Game 3: Toronto win 3-2 in Overtime
Toronto PDO: 101.4 (13.6 SH% + .952 SV%)
Ryerson PDO: 91.1 (4.7 SH% + .864 SV%)
If there are Ryerson Rams fans reading this, this is where things get very frustrating. Despite for all intents and purposes, running the Blues up and down the ice Ryerson could not get seem to get that goal that they needed. They managed to fight back from two deficits to send it to overtime off the back of a beautiful Olivia Giardetti goal.
In overtime, the Rams were in utter domination mode for 15 minutes, outshooting Toronto 10 to 1. Still, it was that one shot, a little squeaker by Natasha Athanasakos, that snuck past Rachel Seeley and gave the Blues a chance at their first McCaw Cup in 17 years.
Toronto Series PDO: 101.5 (10.3 SH% + .912 SV%)
Ryerson Series PDO: 97.4 (8.0 SH% + .894 SV%)
In their second-round series, you started to see the influence of puck luck begin to shift, both in the numbers and just what happened. They did have their worst game for puck luck in Game One as Erica Fryer struggled mightily, but in Game Two, their fate shifted, and they got the overtime winner to push them to a rubber match. In that rubber match, you seriously saw the impact of puck luck as Rachel Seeley couldn’t make all the stops she needed to, Erica Fryer seemingly just made ALL of the stops, and the Blues were able to squeeze past a strong Rams team to the McCaw Cup Final.
McCaw Cup Final #1 Toronto vs #2 York
Toronto Wins 3-1
Toronto PDO: 112.8 (15.7 SH% + 97.1 SV%)
York PDO: 87.1 (2.9 SH% + .842 SV%)

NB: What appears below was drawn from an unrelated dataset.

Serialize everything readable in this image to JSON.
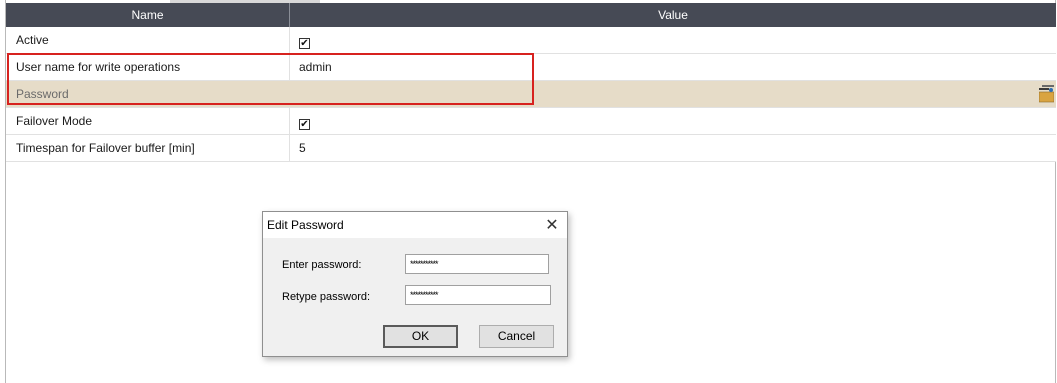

This Game. Oh boy, this game, this was the game where you start to feel like the puck luck was just truly going the Varsity Blues way. As the absurd 25.7 Point discrepancy shows, the York Lions could not get anything to go right for them on that cold March night at Varsity Arena. It wasn’t for lack of trying; they outshot Toronto in each period, 34-19 across the entire game, and they almost tied it at the end if not for a controversial call back of the goal. Time and again, though, Erica Fryer stood on her head as she had every game during the McCaw Cup playoffs for the Varsity Blues, ultimately taking home McCaw Cup MVP.
So what did we learn from this exercise? It is pretty clear that as the 2020 McCaw Cup Playoffs rolled on that the Toronto Varsity Blues got on an absolute PDO bender, including the incredible difference in the McCaw Cup Final. Is that really a bad thing though? PDO by virtue of its design is analyzing luck and when things get brought down to just three game series or even single games luck is a factor that can play a significant part. The Toronto Varsity Blues certainly found a way to use luck to their advantage and that is what gives them the right to raise a new banner for women’s hockey at Varsity Arena in Fall 2020.